Given her experience with Sanders, Turner said she knows "he's not just sitting back," but that he's "thinking this thing through" to determine what comes next. And he's not alone, she said, nor should he be.
"Senator Sanders is a part of this. Chairperson Jayapal and the CPC are a part of this. Everybody has a role to play on the progressive side," she said.
Again congratulating progressives for holding the line, Turner said now there is a new "point of no return" and decisions are going to need to be made. "How far are those who hold the progressive banner in Congress willing to go to be champions of the people? They should not fret one bit, because the people are definitely on their side."
And "don't fall for the banana in the tailpipe," warned Turner, over the corporate spin that it is progressives who are holding up the passage of the infrastructure bills.
"Progressives are not holding this up," she explained. "The progressives are actually upholding the president's agenda. The irony of that!"
'Whose side are you on?'
In the end, Turner said the question must be: "Whose side are you on? This just isn't about the president getting a plane and heading to Europe. Let's get some real substance delivered to the people. How did we go from $6 trillion down to $3.5 trillion and now less than $2 trillion? And we're going to dress this up, put some lipstick on it, and tell the American people how wonderful this is? It's a bunch of B.S. is what it is."

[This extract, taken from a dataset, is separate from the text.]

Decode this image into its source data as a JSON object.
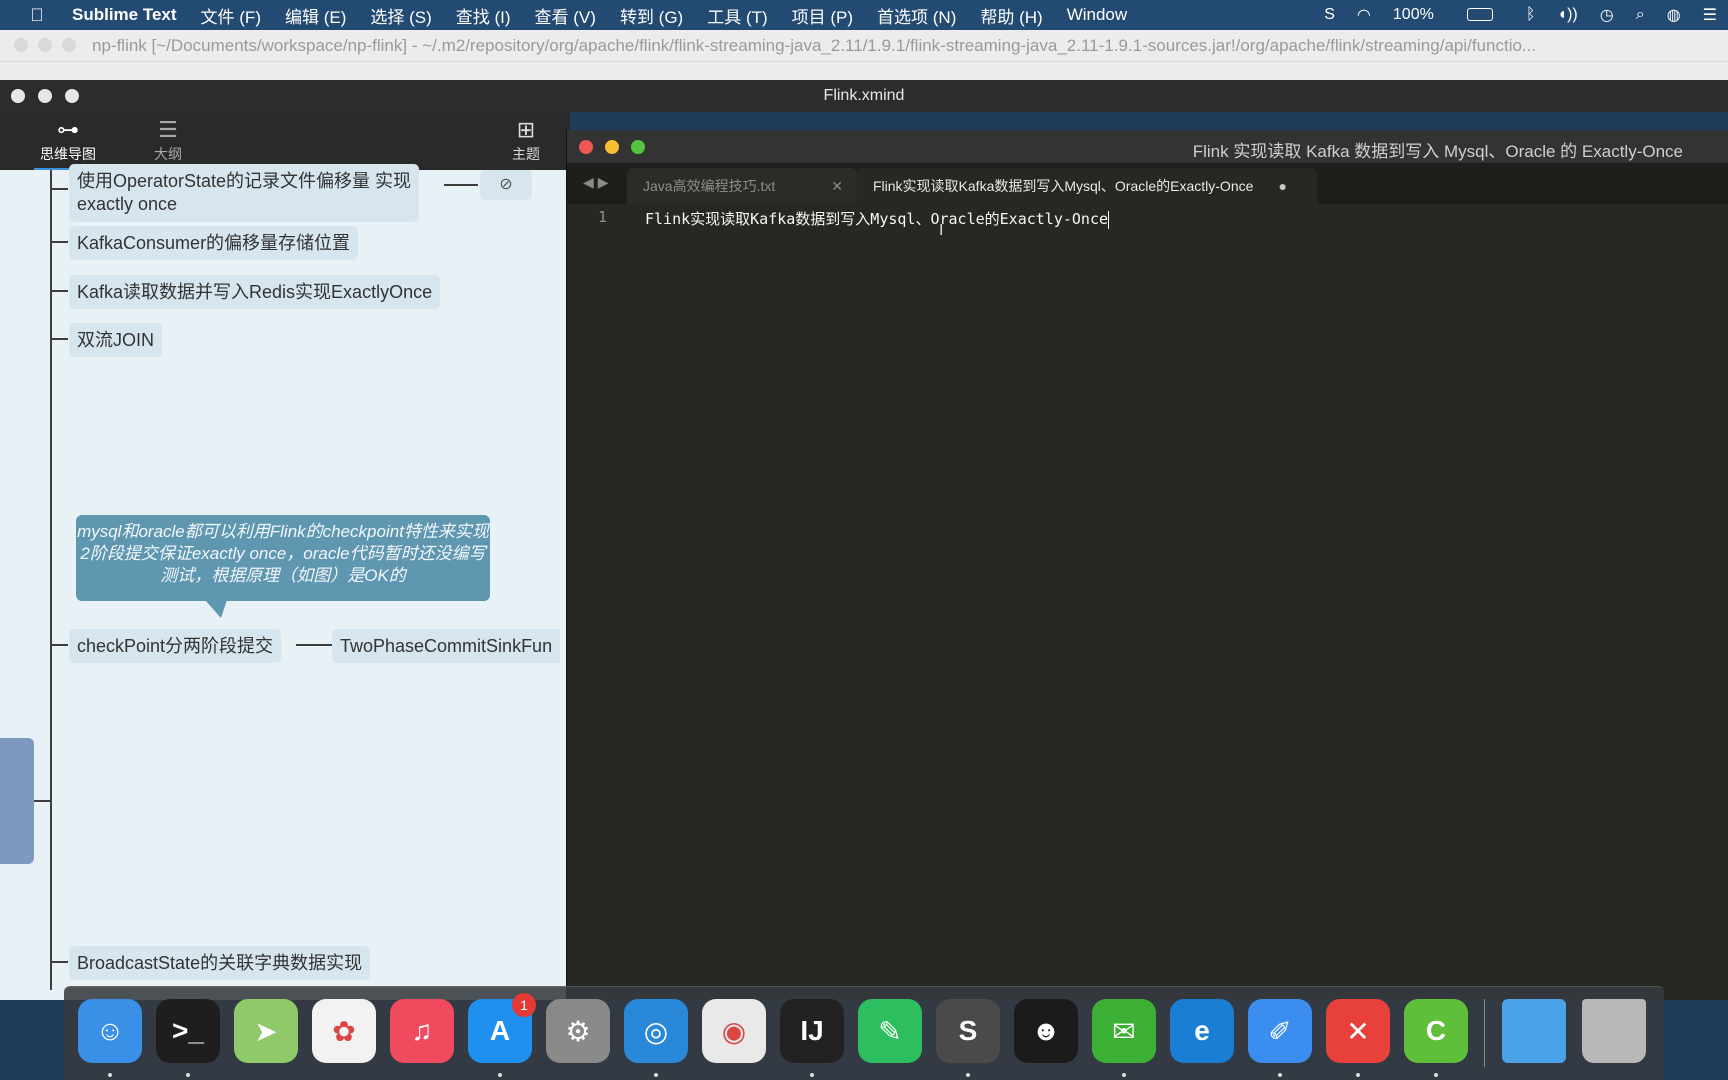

"How did we go from $6 trillion down to $3.5 trillion and now less than $2 trillion? And we're going to dress this up, put some lipstick on it, and tell the American people how wonderful this is? It's a bunch of B.S. is what it is."
With poll after poll showing that policies to reduce drug prices or expand healthcare access are extremely popular across the political spectrum, but especially among Democratic voters, Turner is far from the only one warning that the party will pay a high price politically if they fail to deliver.
"You can't go home to voters after promising this for decades with nothing to show for it, when there is an opportunity," Bill Sweeney, senior president for government affairs at AARP, told the Washington Post earlier this week. "The voters will know you didn't deliver."
For his part, Sanders has been abundantly clear about the need for the drug industry to be knocked down from its politically powerful perch. Still, it remains to be seen if there is anywhere in Congress a political power greater than the army of corporate lobbyists that patrol its halls.
"For too long, much too long," said Sanders in a live-streamed address earlier this week, "the business model of the pharmaceutical industry has been fraud. For far too long it has not been Congress that has been regulating the pharmaceutical industry, it has been the other way around. It has been the pharmaceutical industry that has been regulating Congress."
"Well," he said, "those days must come to an end. And they will come to an end if members of Congress finally have the courage to stand up to the prescription drug companies."
This content originally appeared on Common Dreams - Breaking News & Views for the Progressive Community and was authored by Jon Queally.